▸ Required action:
From the records below, find each line with the string "Create" and copy it.

▸ Data to examine:
== == ==
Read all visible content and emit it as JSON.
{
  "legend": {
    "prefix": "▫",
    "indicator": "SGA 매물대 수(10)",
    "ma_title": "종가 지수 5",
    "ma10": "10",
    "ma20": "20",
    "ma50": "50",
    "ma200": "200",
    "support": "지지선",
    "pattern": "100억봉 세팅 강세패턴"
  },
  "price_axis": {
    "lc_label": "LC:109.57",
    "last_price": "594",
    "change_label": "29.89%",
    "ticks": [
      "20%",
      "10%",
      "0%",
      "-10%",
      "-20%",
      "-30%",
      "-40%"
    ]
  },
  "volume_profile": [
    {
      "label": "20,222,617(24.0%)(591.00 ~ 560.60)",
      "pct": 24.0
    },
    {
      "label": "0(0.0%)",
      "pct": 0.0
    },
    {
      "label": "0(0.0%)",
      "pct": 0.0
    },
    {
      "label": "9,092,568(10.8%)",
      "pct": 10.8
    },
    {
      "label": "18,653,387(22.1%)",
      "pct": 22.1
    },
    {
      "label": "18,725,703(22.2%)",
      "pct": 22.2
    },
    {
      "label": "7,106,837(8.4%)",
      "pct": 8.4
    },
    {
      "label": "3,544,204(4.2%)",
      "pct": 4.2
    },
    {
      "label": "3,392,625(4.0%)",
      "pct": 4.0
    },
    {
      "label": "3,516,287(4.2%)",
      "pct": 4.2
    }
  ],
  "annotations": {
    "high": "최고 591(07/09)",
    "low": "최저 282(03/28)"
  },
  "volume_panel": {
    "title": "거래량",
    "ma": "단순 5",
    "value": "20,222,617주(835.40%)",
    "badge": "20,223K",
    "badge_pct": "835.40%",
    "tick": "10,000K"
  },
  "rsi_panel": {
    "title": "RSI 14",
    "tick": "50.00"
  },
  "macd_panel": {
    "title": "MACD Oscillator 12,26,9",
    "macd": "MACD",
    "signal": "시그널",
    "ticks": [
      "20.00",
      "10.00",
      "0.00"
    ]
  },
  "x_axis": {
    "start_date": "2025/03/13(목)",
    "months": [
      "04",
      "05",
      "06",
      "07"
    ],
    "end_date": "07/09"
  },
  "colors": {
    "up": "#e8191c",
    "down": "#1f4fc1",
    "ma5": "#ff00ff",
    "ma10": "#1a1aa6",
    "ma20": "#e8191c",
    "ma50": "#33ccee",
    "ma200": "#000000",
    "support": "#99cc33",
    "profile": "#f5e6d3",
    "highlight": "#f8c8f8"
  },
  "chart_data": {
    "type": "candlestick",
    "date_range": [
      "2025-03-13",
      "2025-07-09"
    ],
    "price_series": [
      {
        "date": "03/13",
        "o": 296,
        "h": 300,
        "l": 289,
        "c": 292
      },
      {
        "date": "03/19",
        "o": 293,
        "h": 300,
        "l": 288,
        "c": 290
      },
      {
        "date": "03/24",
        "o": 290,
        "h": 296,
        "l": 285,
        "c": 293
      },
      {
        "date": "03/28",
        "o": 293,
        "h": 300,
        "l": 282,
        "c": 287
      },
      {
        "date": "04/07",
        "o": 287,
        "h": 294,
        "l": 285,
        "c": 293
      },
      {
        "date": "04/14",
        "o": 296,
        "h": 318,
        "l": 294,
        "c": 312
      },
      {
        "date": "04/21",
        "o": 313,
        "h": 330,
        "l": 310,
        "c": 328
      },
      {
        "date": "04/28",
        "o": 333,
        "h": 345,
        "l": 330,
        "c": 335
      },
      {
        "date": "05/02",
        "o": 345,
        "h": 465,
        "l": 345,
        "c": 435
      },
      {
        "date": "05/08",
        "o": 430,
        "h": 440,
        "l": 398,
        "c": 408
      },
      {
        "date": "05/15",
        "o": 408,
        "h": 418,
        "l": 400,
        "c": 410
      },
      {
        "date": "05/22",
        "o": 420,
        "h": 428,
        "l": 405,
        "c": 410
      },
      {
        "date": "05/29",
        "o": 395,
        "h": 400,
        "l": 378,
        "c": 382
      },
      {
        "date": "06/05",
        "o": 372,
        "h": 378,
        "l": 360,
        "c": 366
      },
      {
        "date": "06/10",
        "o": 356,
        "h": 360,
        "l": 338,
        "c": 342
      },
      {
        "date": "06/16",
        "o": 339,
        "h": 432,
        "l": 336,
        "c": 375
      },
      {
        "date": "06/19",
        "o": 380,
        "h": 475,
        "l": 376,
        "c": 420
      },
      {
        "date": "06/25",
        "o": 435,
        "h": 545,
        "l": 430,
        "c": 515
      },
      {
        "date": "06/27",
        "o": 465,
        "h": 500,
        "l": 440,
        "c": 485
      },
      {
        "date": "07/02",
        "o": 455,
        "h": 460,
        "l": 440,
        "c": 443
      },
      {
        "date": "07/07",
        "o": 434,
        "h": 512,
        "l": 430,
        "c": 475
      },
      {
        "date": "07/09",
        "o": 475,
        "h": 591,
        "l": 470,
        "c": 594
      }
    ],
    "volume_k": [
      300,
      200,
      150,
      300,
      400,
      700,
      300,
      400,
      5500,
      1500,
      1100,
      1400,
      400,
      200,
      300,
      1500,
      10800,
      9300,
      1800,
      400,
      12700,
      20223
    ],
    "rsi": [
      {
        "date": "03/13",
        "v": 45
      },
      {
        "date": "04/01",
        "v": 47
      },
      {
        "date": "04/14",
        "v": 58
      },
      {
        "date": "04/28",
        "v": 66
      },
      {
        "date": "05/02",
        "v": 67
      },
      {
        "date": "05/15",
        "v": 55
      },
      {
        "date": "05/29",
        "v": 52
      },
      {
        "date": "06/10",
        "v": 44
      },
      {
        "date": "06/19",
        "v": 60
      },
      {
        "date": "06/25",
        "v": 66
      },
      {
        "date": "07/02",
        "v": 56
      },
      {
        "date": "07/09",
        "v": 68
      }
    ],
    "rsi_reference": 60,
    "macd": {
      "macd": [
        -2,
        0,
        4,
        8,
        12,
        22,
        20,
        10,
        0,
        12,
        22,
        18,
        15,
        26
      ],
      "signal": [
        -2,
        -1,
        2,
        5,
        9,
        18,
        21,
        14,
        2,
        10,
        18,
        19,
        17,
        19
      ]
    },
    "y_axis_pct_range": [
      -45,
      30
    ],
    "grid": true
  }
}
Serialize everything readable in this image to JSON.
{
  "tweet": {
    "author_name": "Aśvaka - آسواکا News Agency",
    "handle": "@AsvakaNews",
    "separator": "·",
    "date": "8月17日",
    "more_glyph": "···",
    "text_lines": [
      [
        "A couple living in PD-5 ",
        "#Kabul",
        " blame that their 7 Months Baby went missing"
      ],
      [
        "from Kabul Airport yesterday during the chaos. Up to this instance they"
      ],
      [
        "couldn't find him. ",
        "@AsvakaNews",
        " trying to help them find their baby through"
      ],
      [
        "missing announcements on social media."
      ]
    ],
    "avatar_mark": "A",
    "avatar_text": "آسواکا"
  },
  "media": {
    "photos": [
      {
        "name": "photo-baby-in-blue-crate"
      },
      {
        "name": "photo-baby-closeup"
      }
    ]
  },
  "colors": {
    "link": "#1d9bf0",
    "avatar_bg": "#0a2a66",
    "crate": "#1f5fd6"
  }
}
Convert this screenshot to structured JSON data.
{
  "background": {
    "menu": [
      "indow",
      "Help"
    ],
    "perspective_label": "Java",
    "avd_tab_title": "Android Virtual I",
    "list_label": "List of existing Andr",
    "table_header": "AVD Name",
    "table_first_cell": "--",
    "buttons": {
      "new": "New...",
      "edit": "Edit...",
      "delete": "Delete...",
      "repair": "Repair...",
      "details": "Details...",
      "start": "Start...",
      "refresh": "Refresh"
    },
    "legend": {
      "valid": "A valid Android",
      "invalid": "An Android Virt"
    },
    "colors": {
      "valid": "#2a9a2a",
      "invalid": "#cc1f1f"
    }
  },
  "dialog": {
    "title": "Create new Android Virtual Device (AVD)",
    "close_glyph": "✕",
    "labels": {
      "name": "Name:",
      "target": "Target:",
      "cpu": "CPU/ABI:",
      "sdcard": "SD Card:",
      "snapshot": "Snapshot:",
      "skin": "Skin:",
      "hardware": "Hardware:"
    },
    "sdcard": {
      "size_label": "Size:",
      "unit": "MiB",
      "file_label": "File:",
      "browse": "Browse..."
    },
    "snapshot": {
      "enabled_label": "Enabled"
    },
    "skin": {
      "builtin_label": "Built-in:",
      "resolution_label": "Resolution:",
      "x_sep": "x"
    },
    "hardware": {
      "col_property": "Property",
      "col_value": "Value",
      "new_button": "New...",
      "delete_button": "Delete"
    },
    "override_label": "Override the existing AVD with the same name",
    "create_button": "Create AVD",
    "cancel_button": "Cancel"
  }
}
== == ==
▸ Response area:
    "title": "Create new Android Virtual Device (AVD)",
    "create_button": "Create AVD",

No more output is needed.